** Extracted records follows **
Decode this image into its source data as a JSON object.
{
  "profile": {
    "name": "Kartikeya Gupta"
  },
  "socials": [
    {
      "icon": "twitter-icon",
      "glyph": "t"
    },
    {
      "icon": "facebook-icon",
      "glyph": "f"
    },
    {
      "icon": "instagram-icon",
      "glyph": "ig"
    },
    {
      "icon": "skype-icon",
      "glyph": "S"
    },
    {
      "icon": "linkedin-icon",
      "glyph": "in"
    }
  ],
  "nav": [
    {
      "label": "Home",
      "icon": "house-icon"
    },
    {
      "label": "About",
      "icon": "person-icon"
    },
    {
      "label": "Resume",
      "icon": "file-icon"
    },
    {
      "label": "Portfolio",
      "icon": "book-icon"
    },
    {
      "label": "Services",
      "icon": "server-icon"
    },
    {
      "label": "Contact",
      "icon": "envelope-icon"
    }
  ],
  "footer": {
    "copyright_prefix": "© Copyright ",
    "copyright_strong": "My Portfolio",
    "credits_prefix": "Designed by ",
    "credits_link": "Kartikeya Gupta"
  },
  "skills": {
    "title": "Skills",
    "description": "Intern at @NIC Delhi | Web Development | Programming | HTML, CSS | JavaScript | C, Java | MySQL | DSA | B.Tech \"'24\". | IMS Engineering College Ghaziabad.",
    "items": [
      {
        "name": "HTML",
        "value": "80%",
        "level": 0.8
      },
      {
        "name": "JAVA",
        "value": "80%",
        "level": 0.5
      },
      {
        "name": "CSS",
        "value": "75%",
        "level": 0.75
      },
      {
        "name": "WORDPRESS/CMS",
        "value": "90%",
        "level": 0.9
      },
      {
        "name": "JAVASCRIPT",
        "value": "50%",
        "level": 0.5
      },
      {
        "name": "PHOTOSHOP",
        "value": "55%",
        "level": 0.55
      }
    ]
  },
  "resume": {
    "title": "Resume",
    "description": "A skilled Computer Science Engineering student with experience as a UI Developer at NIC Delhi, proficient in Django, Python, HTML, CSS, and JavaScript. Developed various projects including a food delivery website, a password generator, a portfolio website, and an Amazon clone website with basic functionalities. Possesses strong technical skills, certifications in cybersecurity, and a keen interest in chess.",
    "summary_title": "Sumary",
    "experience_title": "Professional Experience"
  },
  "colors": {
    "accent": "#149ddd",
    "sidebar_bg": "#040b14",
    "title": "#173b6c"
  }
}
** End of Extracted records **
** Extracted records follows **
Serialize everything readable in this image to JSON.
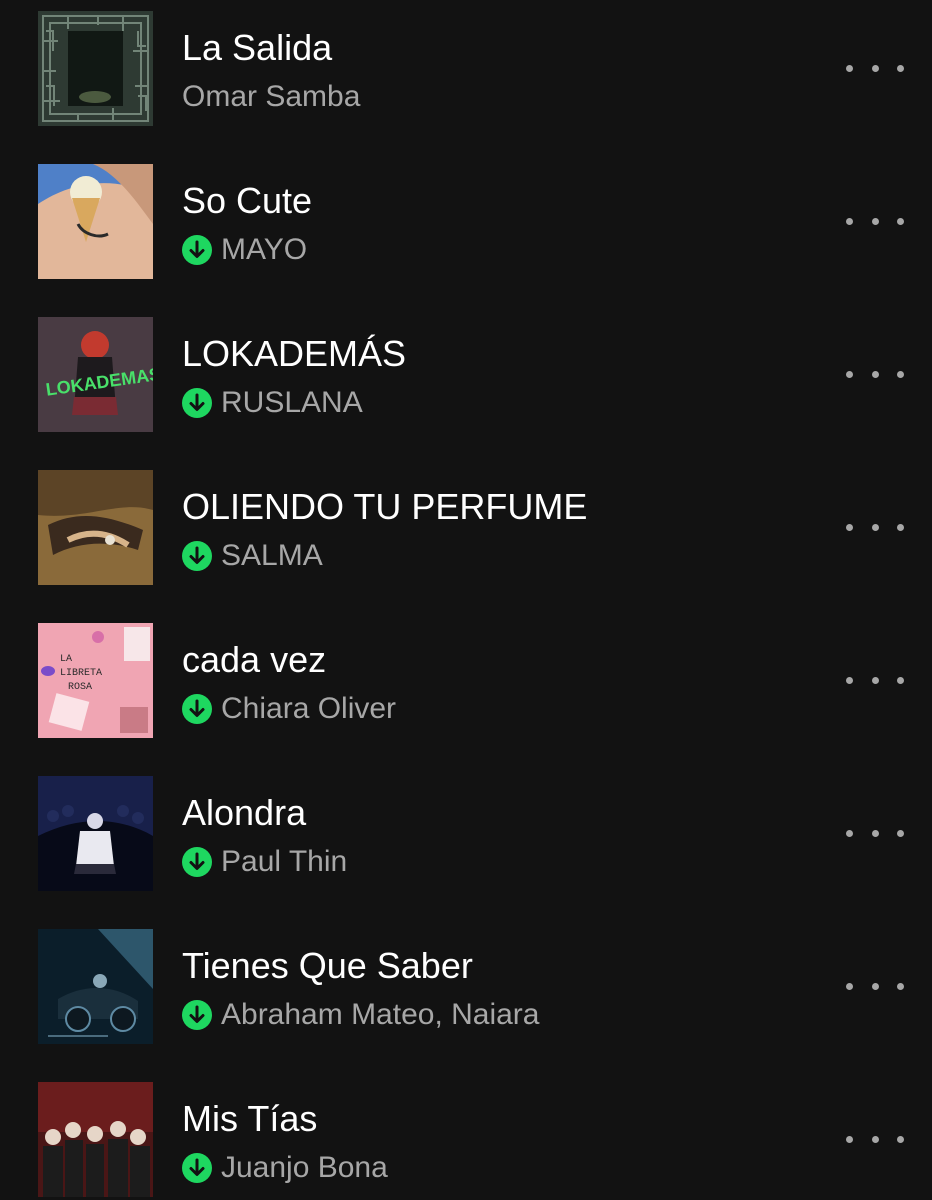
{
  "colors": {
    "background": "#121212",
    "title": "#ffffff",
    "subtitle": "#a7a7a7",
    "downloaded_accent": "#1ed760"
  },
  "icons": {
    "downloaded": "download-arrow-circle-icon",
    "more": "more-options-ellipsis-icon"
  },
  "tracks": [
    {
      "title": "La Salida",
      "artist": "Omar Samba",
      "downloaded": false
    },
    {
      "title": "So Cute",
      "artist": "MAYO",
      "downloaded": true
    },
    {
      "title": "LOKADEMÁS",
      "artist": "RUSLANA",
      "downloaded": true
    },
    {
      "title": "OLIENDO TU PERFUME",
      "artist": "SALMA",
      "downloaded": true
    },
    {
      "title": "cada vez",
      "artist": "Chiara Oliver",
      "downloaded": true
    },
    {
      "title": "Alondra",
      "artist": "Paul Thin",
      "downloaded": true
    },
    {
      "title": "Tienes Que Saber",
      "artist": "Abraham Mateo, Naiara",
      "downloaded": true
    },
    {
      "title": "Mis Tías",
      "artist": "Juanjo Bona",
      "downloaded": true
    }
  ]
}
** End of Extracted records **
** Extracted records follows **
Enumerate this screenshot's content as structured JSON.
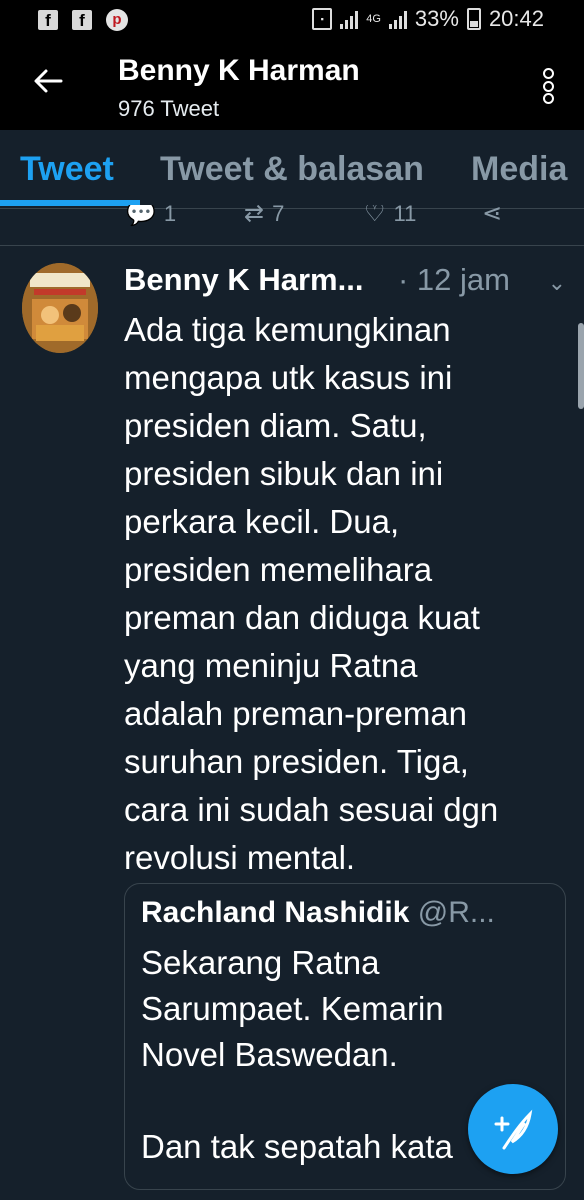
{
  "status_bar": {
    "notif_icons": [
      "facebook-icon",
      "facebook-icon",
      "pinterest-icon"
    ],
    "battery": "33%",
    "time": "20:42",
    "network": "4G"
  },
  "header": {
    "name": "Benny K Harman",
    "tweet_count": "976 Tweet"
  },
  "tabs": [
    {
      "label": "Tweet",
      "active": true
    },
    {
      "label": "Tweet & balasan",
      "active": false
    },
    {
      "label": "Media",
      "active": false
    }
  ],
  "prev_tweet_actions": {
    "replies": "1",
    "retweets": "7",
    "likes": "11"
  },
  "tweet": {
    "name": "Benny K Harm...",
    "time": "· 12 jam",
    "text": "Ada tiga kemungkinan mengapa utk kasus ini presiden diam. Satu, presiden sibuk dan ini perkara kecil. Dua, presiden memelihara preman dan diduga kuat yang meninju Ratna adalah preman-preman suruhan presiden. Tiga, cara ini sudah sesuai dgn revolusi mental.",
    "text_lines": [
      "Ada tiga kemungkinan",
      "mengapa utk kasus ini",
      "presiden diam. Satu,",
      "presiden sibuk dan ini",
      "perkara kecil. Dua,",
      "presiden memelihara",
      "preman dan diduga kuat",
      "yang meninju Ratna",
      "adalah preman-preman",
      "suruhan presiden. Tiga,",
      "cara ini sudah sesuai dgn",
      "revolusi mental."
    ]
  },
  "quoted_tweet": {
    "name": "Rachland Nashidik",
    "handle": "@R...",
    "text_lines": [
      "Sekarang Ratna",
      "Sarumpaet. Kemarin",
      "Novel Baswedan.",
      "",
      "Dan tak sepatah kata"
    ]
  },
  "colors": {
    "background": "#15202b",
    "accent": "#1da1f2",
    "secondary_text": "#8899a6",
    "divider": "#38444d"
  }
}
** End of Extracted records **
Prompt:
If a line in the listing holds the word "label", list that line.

Written response:
      "label": "Home",
      "label": "About",
      "label": "Resume",
      "label": "Portfolio",
      "label": "Services",
      "label": "Contact",
      "label": "Tweet",
      "label": "Tweet & balasan",
      "label": "Media",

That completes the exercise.